 With reference back to FIG. 2, a further approach is to add a large area camera 13 and lens 12 to obtain a rotational or a flat scan of the part 7 under inspection. For parts that are generally rotationally symmetric it is especially advantageous if the large area camera 13 is a line scan camera. From these large area views the positions of features to be inspected by the fifth axis camera 1 can be more easily determined in spatial coordinates then strictly by driving the fifth axis through a series of predetermined computer numerically controlled moves. This is especially helpful when inspecting parts that are not completely rigid as features are not always where one might expect them based on their design model.
 FIG. 1 schematically illustrates a fifth axis viewer. A camera 1 views an object 7 through a tube 2, a lens 4 and finally a beamsplitter cube 6. In this embodiment the entire optical system is rotated about a portion of the optical axis 16 by motor 3. The viewer module 8 has an internal light source 5 positioned so its light shines through the beamsplitter cube 6 and onto the object 7 under inspection. A ring light 9 is added in front of the beam splitter cube so that its light also hits the object 7.
 FIG. 2 schematically illustrates a full view of a five axis inspection system containing the right angle fifth axis viewer 8 driven by a rotating motor 3 to capture images of object 7 in any angular orientation by camera 1. The part 7 under inspection is mounted on a rotary motor stage 11, the fourth axis of the system, which in turn is mounted to a three axis linear positioning stage 10. The system also contains a lens 12 having an extended depth of focus of 5 mm or more that is used for taking flat or rotational large area images of the part 7 using a line scan camera 13.
 In an embodiment, the inspection system includes a digital camera and a lens defining an optical axis. There is a partial mirror below, the lens redirecting the optical axis 90 degrees to view an object. An extended area light source is placed behind and configured to direct light through said partial mirror to provided extended bright field illumination on said object with a broad angle of coverage. The inspection system light source includes light emitting diodes and the partial mirror is a beam splitter cube.
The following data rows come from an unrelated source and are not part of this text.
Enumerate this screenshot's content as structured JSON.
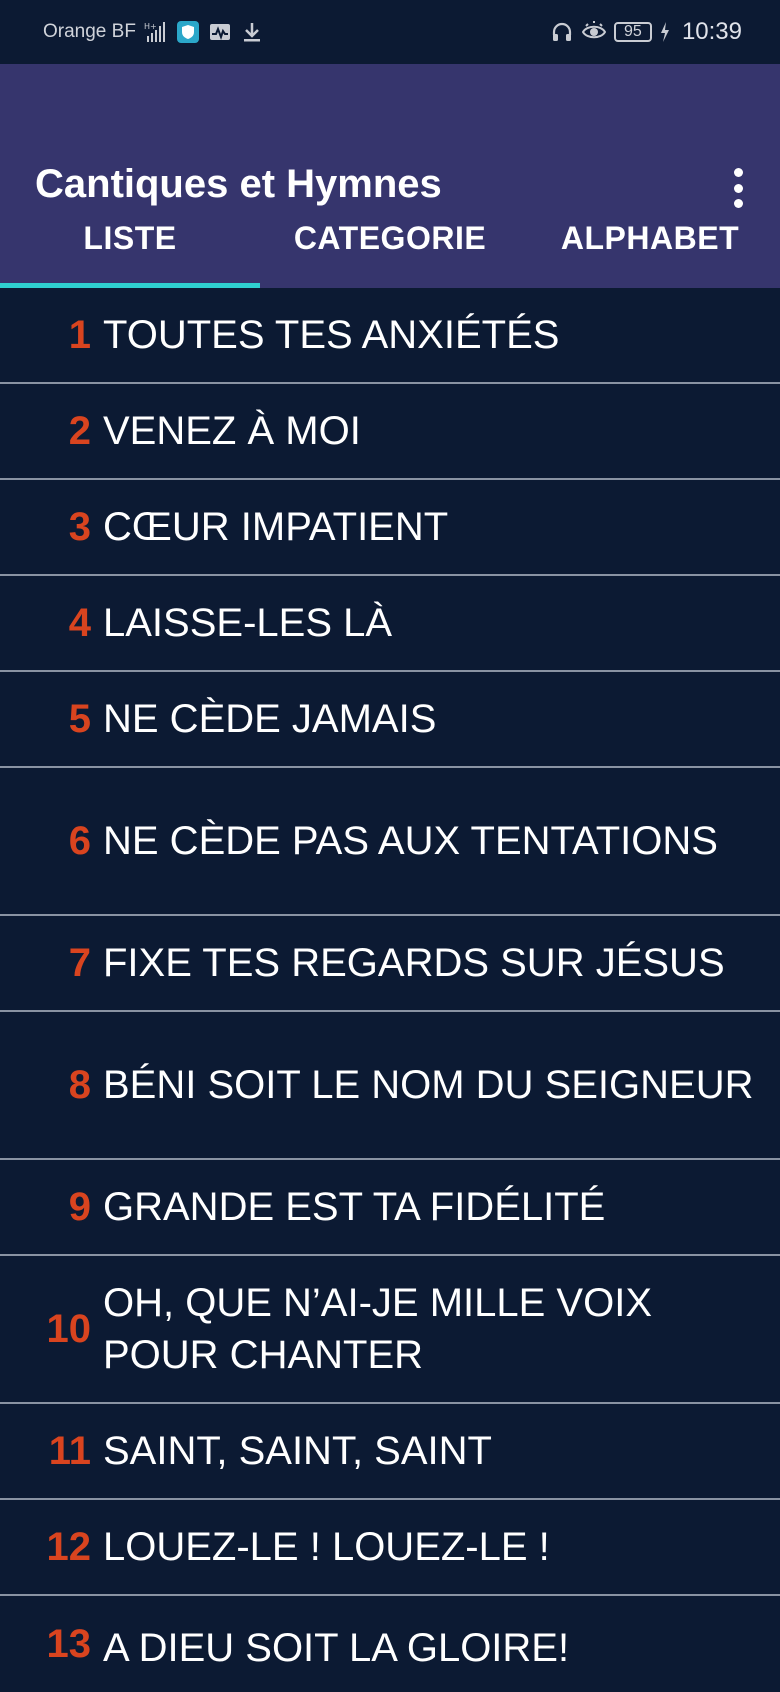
{
  "status": {
    "carrier": "Orange BF",
    "battery": "95",
    "time": "10:39"
  },
  "app": {
    "title": "Cantiques et Hymnes"
  },
  "tabs": [
    {
      "label": "LISTE",
      "active": true
    },
    {
      "label": "CATEGORIE",
      "active": false
    },
    {
      "label": "ALPHABET",
      "active": false
    }
  ],
  "hymns": [
    {
      "number": "1",
      "title": "TOUTES TES ANXIÉTÉS"
    },
    {
      "number": "2",
      "title": "VENEZ À MOI"
    },
    {
      "number": "3",
      "title": "CŒUR IMPATIENT"
    },
    {
      "number": "4",
      "title": "LAISSE-LES LÀ"
    },
    {
      "number": "5",
      "title": "NE CÈDE JAMAIS"
    },
    {
      "number": "6",
      "title": "NE CÈDE PAS AUX TENTATIONS"
    },
    {
      "number": "7",
      "title": "FIXE TES REGARDS SUR JÉSUS"
    },
    {
      "number": "8",
      "title": "BÉNI SOIT LE NOM DU SEIGNEUR"
    },
    {
      "number": "9",
      "title": "GRANDE EST TA FIDÉLITÉ"
    },
    {
      "number": "10",
      "title": "OH, QUE N’AI-JE MILLE VOIX POUR CHANTER"
    },
    {
      "number": "11",
      "title": "SAINT, SAINT, SAINT"
    },
    {
      "number": "12",
      "title": "LOUEZ-LE ! LOUEZ-LE !"
    },
    {
      "number": "13",
      "title": "A DIEU SOIT LA GLOIRE!"
    }
  ],
  "colors": {
    "background": "#0c1a33",
    "appbar": "#36356d",
    "number": "#d9441f",
    "tab_indicator": "#2fd0d0"
  }
}
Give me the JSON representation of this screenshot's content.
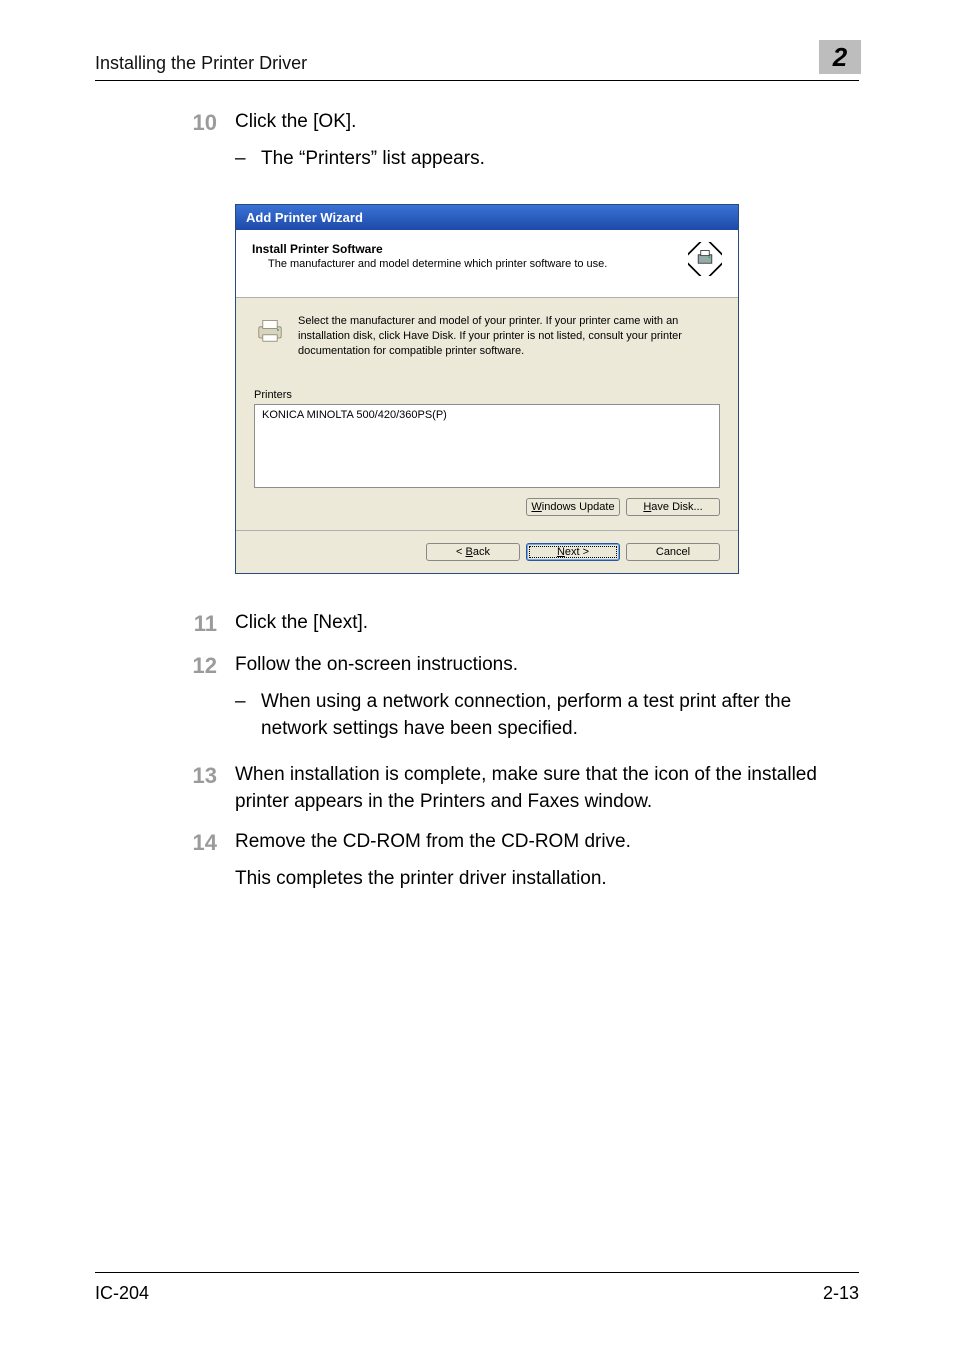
{
  "header": {
    "title": "Installing the Printer Driver",
    "chapter": "2"
  },
  "steps": {
    "s10": {
      "num": "10",
      "text": "Click the [OK].",
      "bullet": "The “Printers” list appears."
    },
    "s11": {
      "num": "11",
      "text": "Click the [Next]."
    },
    "s12": {
      "num": "12",
      "text": "Follow the on-screen instructions.",
      "bullet": "When using a network connection, perform a test print after the network settings have been specified."
    },
    "s13": {
      "num": "13",
      "text": "When installation is complete, make sure that the icon of the installed printer appears in the Printers and Faxes window."
    },
    "s14": {
      "num": "14",
      "text": "Remove the CD-ROM from the CD-ROM drive.",
      "after": "This completes the printer driver installation."
    }
  },
  "dialog": {
    "title": "Add Printer Wizard",
    "banner_head": "Install Printer Software",
    "banner_sub": "The manufacturer and model determine which printer software to use.",
    "instruction": "Select the manufacturer and model of your printer. If your printer came with an installation disk, click Have Disk. If your printer is not listed, consult your printer documentation for compatible printer software.",
    "list_label": "Printers",
    "printers": [
      "KONICA MINOLTA 500/420/360PS(P)"
    ],
    "buttons": {
      "windows_update": {
        "prefix": "W",
        "rest": "indows Update"
      },
      "have_disk": {
        "prefix": "H",
        "rest": "ave Disk..."
      },
      "back": {
        "pre": "< ",
        "ul": "B",
        "rest": "ack"
      },
      "next": {
        "ul": "N",
        "rest": "ext >"
      },
      "cancel": "Cancel"
    }
  },
  "footer": {
    "left": "IC-204",
    "right": "2-13"
  }
}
 Although the disclosed subject matter has been described and illustrated with respect to embodiments thereof, it should be understood by those skilled in the art that features of the disclosed embodiments can be combined, rearranged, etc., to produce additional embodiments within the scope of the invention, and that various other changes, omissions, and additions may be made therein and thereto, without parting from the spirit and scope of the present invention.
Patent applications by Daniel Freifeld, Napa, CA US
Patent applications in class Microscope
Patent applications in all subclasses Microscope